Lift out all lines below that contain "this".
* * *
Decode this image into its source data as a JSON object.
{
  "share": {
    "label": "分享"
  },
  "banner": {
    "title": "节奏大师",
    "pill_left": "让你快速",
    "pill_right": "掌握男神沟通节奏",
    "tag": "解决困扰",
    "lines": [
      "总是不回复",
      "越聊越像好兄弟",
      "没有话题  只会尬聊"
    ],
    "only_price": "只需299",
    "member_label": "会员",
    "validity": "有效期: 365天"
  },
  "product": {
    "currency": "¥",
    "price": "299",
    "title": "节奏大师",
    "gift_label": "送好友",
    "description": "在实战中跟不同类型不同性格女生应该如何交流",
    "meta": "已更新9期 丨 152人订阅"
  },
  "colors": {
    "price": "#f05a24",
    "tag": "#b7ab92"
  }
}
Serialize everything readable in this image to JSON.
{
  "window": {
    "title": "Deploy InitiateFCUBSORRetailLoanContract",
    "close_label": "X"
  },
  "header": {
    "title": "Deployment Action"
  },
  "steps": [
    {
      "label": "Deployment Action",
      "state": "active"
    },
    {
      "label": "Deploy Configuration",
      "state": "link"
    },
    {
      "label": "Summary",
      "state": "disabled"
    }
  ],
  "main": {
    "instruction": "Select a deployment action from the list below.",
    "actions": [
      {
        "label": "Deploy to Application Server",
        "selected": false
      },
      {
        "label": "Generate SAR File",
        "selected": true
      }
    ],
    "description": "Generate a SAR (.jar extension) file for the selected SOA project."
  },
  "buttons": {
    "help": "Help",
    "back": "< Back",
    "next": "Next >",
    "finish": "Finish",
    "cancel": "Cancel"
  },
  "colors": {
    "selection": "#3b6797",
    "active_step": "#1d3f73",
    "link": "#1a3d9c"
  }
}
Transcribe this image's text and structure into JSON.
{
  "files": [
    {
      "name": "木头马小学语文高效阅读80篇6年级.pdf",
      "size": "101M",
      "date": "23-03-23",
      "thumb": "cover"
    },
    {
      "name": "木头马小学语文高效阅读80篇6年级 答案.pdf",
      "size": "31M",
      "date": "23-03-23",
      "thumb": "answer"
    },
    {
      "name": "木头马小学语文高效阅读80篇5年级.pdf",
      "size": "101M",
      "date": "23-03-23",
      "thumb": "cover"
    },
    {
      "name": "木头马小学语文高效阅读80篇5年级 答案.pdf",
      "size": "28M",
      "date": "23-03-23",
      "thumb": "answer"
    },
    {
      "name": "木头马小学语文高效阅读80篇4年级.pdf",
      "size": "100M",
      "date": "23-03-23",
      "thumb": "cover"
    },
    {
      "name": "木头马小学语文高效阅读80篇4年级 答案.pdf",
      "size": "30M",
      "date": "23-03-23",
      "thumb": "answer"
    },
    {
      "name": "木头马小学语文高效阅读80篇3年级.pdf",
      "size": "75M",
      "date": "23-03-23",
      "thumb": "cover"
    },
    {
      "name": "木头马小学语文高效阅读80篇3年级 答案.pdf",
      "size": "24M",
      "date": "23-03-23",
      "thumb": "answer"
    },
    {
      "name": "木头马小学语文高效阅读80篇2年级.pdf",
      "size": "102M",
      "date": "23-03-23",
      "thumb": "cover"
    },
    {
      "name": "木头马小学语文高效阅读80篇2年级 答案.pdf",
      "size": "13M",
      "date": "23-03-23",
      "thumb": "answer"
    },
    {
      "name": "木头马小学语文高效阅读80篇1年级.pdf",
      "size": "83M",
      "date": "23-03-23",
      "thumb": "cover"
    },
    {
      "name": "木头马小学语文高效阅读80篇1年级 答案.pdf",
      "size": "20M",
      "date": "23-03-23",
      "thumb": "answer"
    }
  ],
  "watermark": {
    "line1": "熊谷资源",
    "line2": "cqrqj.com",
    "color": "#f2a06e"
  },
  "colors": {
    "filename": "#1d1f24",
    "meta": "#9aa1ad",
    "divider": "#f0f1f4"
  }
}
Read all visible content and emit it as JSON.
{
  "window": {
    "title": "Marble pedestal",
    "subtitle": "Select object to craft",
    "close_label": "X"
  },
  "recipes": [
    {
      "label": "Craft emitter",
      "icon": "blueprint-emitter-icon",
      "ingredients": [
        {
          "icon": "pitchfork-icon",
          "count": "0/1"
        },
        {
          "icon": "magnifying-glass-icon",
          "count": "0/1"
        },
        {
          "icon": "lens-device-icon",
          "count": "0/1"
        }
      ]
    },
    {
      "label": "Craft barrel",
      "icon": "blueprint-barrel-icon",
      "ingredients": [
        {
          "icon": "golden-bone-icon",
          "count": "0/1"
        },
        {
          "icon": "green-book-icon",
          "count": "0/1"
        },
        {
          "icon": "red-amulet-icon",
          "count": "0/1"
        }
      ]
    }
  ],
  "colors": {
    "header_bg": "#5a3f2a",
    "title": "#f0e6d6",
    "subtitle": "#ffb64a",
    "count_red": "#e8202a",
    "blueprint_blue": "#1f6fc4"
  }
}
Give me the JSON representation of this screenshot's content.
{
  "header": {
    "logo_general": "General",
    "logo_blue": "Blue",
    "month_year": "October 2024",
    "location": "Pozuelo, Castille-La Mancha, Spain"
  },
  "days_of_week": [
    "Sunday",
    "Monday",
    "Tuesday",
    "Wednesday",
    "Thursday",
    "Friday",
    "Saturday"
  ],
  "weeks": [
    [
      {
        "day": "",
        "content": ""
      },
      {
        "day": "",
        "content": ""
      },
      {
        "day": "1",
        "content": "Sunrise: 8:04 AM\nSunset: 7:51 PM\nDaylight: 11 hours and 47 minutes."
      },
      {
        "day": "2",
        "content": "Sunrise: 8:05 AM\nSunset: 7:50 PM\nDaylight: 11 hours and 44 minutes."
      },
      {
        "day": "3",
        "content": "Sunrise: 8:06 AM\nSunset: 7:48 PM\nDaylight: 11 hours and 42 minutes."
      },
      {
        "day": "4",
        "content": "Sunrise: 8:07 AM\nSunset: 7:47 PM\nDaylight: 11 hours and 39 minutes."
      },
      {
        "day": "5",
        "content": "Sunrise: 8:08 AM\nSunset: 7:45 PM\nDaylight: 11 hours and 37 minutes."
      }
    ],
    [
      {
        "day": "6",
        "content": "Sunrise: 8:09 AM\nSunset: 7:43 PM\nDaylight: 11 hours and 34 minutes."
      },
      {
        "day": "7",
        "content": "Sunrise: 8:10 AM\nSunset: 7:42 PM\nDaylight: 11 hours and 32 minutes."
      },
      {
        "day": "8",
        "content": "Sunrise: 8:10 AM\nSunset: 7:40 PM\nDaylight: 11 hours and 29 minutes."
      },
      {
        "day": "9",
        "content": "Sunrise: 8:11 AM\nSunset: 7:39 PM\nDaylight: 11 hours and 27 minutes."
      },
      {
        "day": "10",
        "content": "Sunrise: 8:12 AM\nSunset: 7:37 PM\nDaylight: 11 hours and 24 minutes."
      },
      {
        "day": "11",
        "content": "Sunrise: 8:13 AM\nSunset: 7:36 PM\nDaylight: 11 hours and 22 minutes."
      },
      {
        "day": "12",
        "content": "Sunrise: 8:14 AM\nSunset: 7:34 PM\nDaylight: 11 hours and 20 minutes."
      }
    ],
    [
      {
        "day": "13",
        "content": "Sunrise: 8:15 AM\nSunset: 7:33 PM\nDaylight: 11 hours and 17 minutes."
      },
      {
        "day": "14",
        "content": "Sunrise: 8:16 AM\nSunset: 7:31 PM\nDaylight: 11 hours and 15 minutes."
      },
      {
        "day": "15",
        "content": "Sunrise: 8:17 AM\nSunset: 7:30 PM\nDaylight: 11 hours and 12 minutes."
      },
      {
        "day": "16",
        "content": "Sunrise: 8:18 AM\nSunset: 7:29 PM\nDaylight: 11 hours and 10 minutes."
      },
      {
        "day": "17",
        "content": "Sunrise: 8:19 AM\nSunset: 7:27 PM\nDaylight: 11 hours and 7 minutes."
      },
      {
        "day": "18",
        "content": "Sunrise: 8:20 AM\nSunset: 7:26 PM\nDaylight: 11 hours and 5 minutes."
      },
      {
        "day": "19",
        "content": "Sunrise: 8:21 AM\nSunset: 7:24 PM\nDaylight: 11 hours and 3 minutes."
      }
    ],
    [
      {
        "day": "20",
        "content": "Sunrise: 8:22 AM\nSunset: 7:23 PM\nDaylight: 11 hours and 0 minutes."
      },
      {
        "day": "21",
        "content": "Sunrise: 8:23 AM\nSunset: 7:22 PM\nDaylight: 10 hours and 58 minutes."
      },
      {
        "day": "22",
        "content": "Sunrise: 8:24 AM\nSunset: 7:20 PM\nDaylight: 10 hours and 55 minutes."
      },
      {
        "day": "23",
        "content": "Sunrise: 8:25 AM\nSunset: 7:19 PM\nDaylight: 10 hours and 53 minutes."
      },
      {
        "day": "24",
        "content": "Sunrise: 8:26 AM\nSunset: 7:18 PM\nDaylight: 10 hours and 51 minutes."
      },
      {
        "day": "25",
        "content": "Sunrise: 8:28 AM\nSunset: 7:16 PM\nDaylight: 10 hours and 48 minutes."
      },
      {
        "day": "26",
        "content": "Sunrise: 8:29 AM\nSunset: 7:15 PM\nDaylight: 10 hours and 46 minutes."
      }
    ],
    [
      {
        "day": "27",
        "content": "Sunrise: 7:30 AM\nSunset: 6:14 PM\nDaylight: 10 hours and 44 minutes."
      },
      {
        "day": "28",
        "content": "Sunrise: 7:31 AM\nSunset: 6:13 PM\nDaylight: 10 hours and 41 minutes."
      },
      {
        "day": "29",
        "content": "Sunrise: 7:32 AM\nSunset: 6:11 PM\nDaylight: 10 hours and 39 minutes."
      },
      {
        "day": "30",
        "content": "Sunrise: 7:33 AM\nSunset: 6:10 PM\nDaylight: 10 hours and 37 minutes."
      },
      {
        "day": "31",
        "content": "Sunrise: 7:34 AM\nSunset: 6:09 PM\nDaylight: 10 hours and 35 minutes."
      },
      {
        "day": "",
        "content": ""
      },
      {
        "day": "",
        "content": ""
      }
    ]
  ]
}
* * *
ANSWER BOX -
Decode this image into its source data as a JSON object.
Serialize everything readable in this image to JSON.
Transcribe this image's text and structure into JSON.
Give me the JSON representation of this screenshot's content.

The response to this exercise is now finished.